March 16, 1954
REITER ET AL.
Robert Boyd, Jr., Philadelphia, for appellants.
Samuel B. Brenner, Philadelphia, for appellee.
Before Rhodes, P. J., and Hirt, Reno, Ross, Gunther, Wright and Woodside, JJ.
[ 175 Pa. Super. Page 253]
This is an action in assumpsit brought by Charles Simon, trading as A. B. C. Business Brokers, to recover from Nicholas Reiter and Barbara Reiter, a broker's commission earned by procuring a purchaser for a property owned by the defendants. Following the presentation of points for charge the trial judge issued binding instructions to the jury which returned a verdict for the plaintiff in the sum of $2500. The court en banc denied defendants' motions for judgment non obstante veredicto and for a new trial. Judgment was entered for the amount found by the jury and from this judgment the defendants appealed.
The following facts are not in dispute. The appellants were owners of premises and a taproom business at 5901 Augusta Street, Philadelphia. The appellee obtained a purchaser for the property and on July 14, 1948, had an agreement of sale executed by the appellants and the purchaser.

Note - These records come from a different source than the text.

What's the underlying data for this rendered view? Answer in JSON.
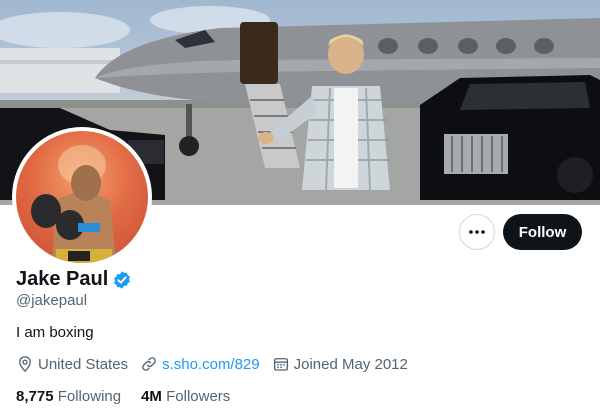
{
  "profile": {
    "name": "Jake Paul",
    "handle": "@jakepaul",
    "bio": "I am boxing",
    "verified": true
  },
  "meta": {
    "location": "United States",
    "link": "s.sho.com/829",
    "joined": "Joined May 2012"
  },
  "stats": {
    "following_count": "8,775",
    "following_label": "Following",
    "followers_count": "4M",
    "followers_label": "Followers"
  },
  "actions": {
    "follow_label": "Follow",
    "more_label": "More"
  },
  "colors": {
    "accent": "#1d9bf0",
    "primary_text": "#0f1419",
    "secondary_text": "#536471",
    "follow_bg": "#0f1419"
  },
  "icons": {
    "verified": "verified-badge-icon",
    "more": "more-dots-icon",
    "location": "location-pin-icon",
    "link": "link-icon",
    "calendar": "calendar-icon"
  }
}
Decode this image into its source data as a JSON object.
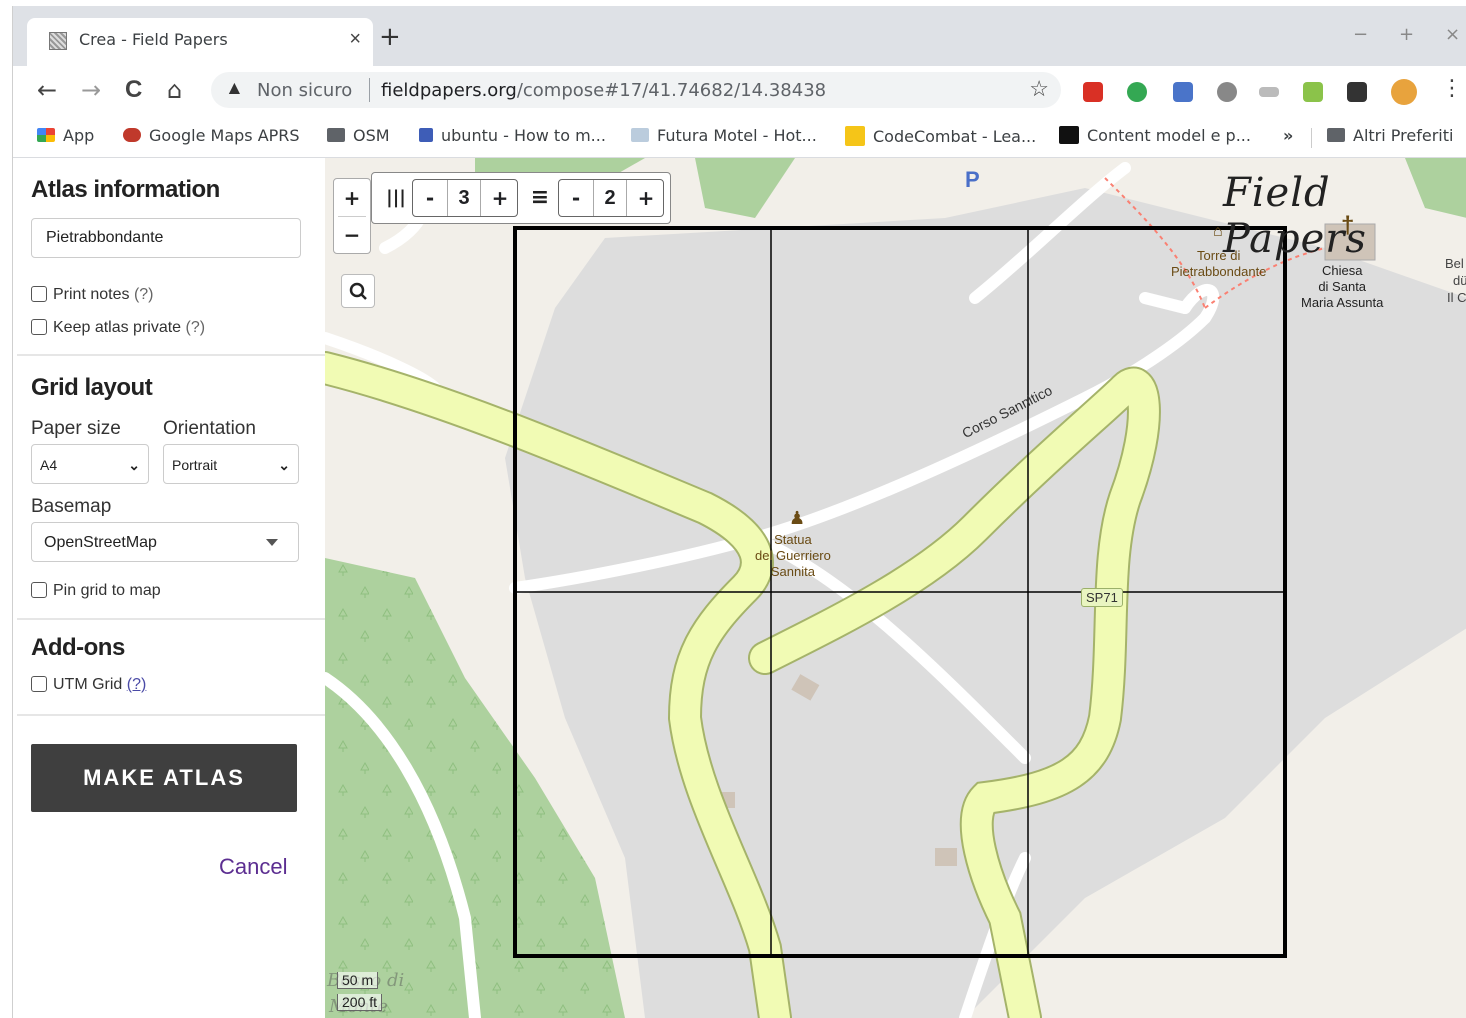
{
  "browser": {
    "tab_title": "Crea - Field Papers",
    "tab_close": "×",
    "new_tab": "+",
    "win_min": "−",
    "win_max": "+",
    "win_close": "×",
    "nav": {
      "back": "←",
      "forward": "→",
      "reload": "C",
      "home": "⌂"
    },
    "security_text": "Non sicuro",
    "url_host": "fieldpapers.org",
    "url_path": "/compose#17/41.74682/14.38438",
    "bookmarks": [
      {
        "label": "App"
      },
      {
        "label": "Google Maps APRS"
      },
      {
        "label": "OSM"
      },
      {
        "label": "ubuntu - How to m..."
      },
      {
        "label": "Futura Motel - Hot..."
      },
      {
        "label": "CodeCombat - Lea..."
      },
      {
        "label": "Content model e p..."
      }
    ],
    "bookmarks_more": "»",
    "other_bookmarks": "Altri Preferiti",
    "colors": {
      "tabstrip": "#dee1e6",
      "omnibox": "#f1f3f4"
    }
  },
  "sidebar": {
    "atlas_info": {
      "heading": "Atlas information",
      "title_value": "Pietrabbondante",
      "print_notes": "Print notes",
      "print_notes_help": "(?)",
      "keep_private": "Keep atlas private",
      "keep_private_help": "(?)"
    },
    "grid_layout": {
      "heading": "Grid layout",
      "paper_size_label": "Paper size",
      "paper_size_value": "A4",
      "orientation_label": "Orientation",
      "orientation_value": "Portrait",
      "basemap_label": "Basemap",
      "basemap_value": "OpenStreetMap",
      "pin_grid": "Pin grid to map"
    },
    "addons": {
      "heading": "Add-ons",
      "utm_grid": "UTM Grid",
      "utm_help": "(?)"
    },
    "make_atlas": "MAKE ATLAS",
    "cancel": "Cancel"
  },
  "map": {
    "zoom_in": "+",
    "zoom_out": "−",
    "search_icon": "search-icon",
    "columns_icon": "|||",
    "rows_icon": "≡",
    "minus": "-",
    "plus": "+",
    "columns": "3",
    "rows": "2",
    "grid_cells": {
      "cols": 3,
      "rows": 2
    },
    "brand": "Field Papers",
    "labels": {
      "parking": "P",
      "tower": "Torre di\nPietrabbondante",
      "church": "Chiesa\ndi Santa\nMaria Assunta",
      "church_cross": "†",
      "statue": "Statua\ndel Guerriero\nSannita",
      "road": "Corso Sannitico",
      "route": "SP71",
      "edge_top": "Bel",
      "edge_mid": "dü",
      "edge_bot": "Il C"
    },
    "scale_metric": "50 m",
    "scale_imperial": "200 ft",
    "faint_text_1": "Bosco di",
    "faint_text_2": "Monte",
    "colors": {
      "land": "#f2efe9",
      "built": "#dddddd",
      "forest": "#add19e",
      "primary_road": "#f1fbb4",
      "primary_casing": "#a5b36a"
    }
  }
}
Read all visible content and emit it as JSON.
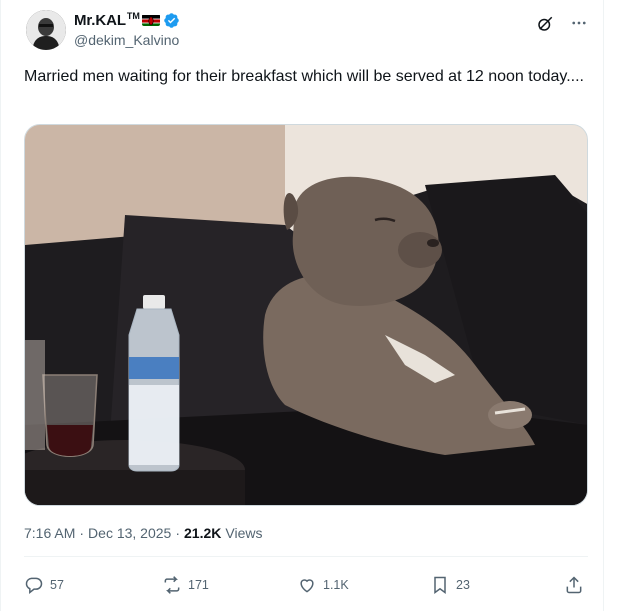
{
  "author": {
    "display_name": "Mr.KAL",
    "tm": "TM",
    "handle": "@dekim_Kalvino"
  },
  "tweet": {
    "text": "Married men waiting for their breakfast which will be served at 12 noon today...."
  },
  "meta": {
    "time": "7:16 AM",
    "separator": "·",
    "date": "Dec 13, 2025",
    "views_count": "21.2K",
    "views_label": "Views"
  },
  "actions": {
    "replies": "57",
    "reposts": "171",
    "likes": "1.1K",
    "bookmarks": "23"
  },
  "icons": {
    "verified": "verified-badge-icon",
    "grok": "grok-icon",
    "more": "more-icon",
    "reply": "reply-icon",
    "repost": "repost-icon",
    "like": "like-icon",
    "bookmark": "bookmark-icon",
    "share": "share-icon"
  },
  "colors": {
    "verified_blue": "#1d9bf0",
    "secondary_text": "#536471",
    "primary_text": "#0f1419"
  }
}
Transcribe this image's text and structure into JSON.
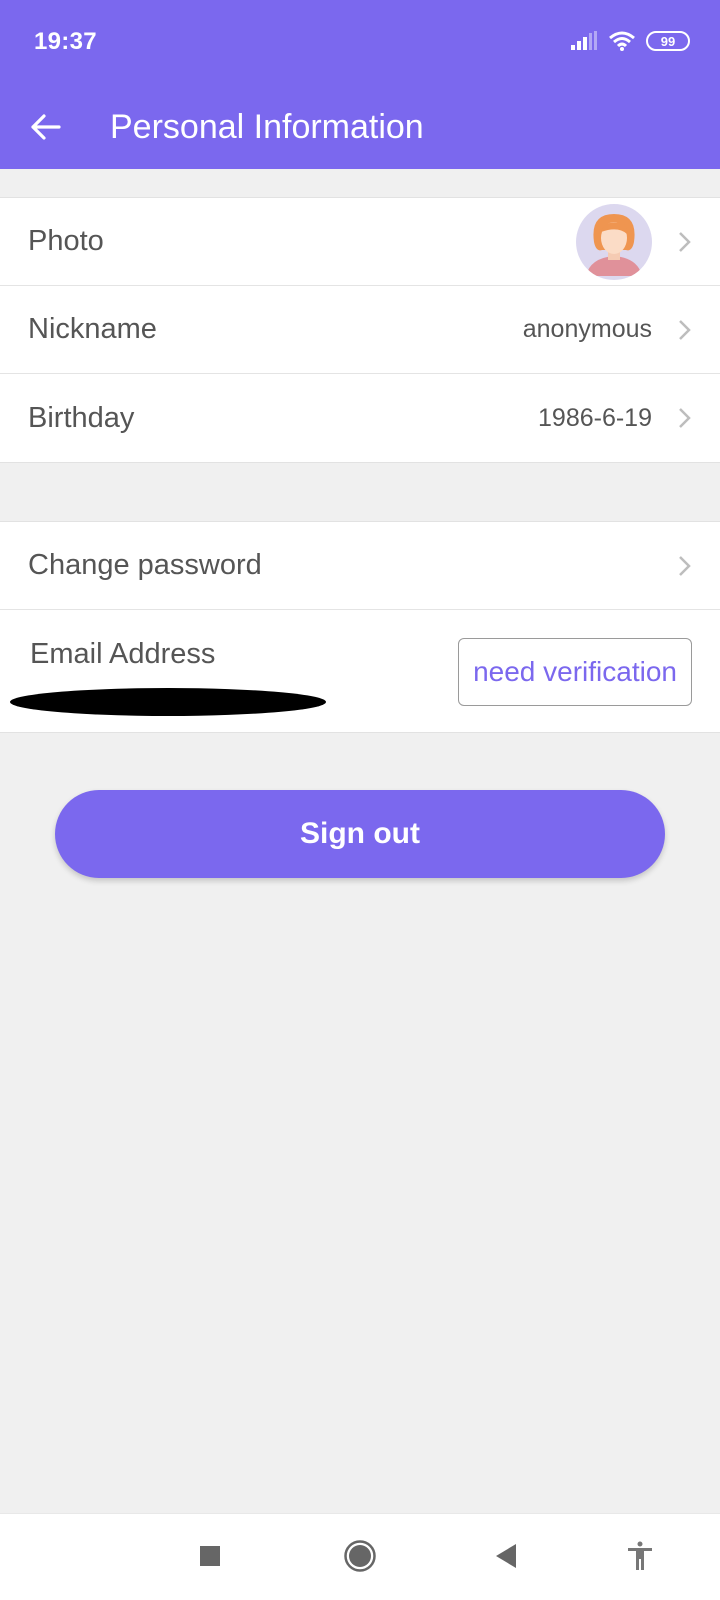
{
  "status_bar": {
    "time": "19:37",
    "battery": "99",
    "icons": [
      "signal-icon",
      "wifi-icon",
      "battery-icon"
    ]
  },
  "header": {
    "back_icon": "arrow-left-icon",
    "title": "Personal Information"
  },
  "profile": {
    "photo_label": "Photo",
    "nickname_label": "Nickname",
    "nickname_value": "anonymous",
    "birthday_label": "Birthday",
    "birthday_value": "1986-6-19"
  },
  "account": {
    "change_password_label": "Change password",
    "email_label": "Email Address",
    "verify_button": "need verification"
  },
  "signout_label": "Sign out",
  "nav": {
    "icons": [
      "recents-icon",
      "home-icon",
      "back-icon",
      "accessibility-icon"
    ]
  },
  "colors": {
    "accent": "#7b68ee",
    "background": "#f0f0f0",
    "text": "#555555"
  }
}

The agreement of sale provided inter alia: 'It is understood that a commission of 5% (five percent) be paid to the A. B. C. Business Brokers by the Seller.
'It is understood that A B C Business Brokers is acting as Agent only and will in no case whatsoever be liable to either party for the performance of any terms or covenants of this agreement, or for damages for non-performance thereof.
'The parties hereto waive all representation and warranties express or implied, the written terms of this contract herein contained embody all the terms of this contract.'
It was agreed by the purchaser and appellants that the terms of the purchase money mortgage would be decided at a later date, although the interest rate was set at 5%.
[ 175 Pa. Super. Page 254]
In accordance with the written agreement the purchasers gave the appellants a deposit of $1000 on the day the agreement was executed, and an additional deposit of $3000 on July 26, 1948. Both of these payments were received and accepted by the defendants.
On August 2, 1948 the defendants, through their attorney, returned these deposits to the buyers, indicating that the defendants 'were unwilling to sell in accordance with the terms of the agreement.'
It is the appellants' contention that, since the parties never finally agreed to the specific terms of a purchase money mortgage, the agreement of sale itself was not specifically enforceable in equity, and that in view of this fact the appellee is not entitled to his commission.
Our appellate courts have uniformly held 'that a real estate broker's right to a commission accrues as soon as he presents a purchaser ready, willing, and able to purchase the property upon the agreed terms (citing cases)'. Clark v. Provident Trust Co. of Philadelphia, 1938, 329 Pa. 421, 425, 198 A. 36, 38; Lieberman v. Colahan, 1920, 267 Pa. 102, 110 A. 246.
In the ordinary case of a real estate broker procuring a customer with whom the owner of the real estate is willing to contract, the commission is earned without reference to the outcome of the sale. See Nock v. Guthrie, 1913, 239 Pa. 317, 86 A. 859; Tice v. Easterday, 1942, 148 Pa. Super. 457, 25 A.2d 754.
If the appellants in the instant case desired to postpone he payment of commission until the sale had been consummated they could have embodied such a condition in the terms of the sales agreement for, 'It is equally well established that if it be expressly agreed between the parties that the broker shall not be entitled to any commission until a stipulated condition has been fulfilled, for example, until the purchase price
[ 175 Pa. Super. Page 255]
be received by the vendor, then until that condition has been performed the broker has no claim against the vendor for compensation (citing cases)'. Clark v. Provident Trust Co. of Philadelphia, supra, 329 Pa. at page 425, 198 A. at page 38.
There is no evidence in this case substantiating any stipulated condition, such as the agreement as to mortgage terms which had to be fulfilled prior to the appellee's receipt of his commission.
The appellants did not provide in the agreement of sale for any condition upon which the payment of commission was contingent; they did not show that the terms of the agreement were unreasonable; on the contrary they refused to sell their property at the agreed price, and accordingly are not now in a position to refuse to pay the appellee for the services rendered.
© 1998 VersusLaw Inc.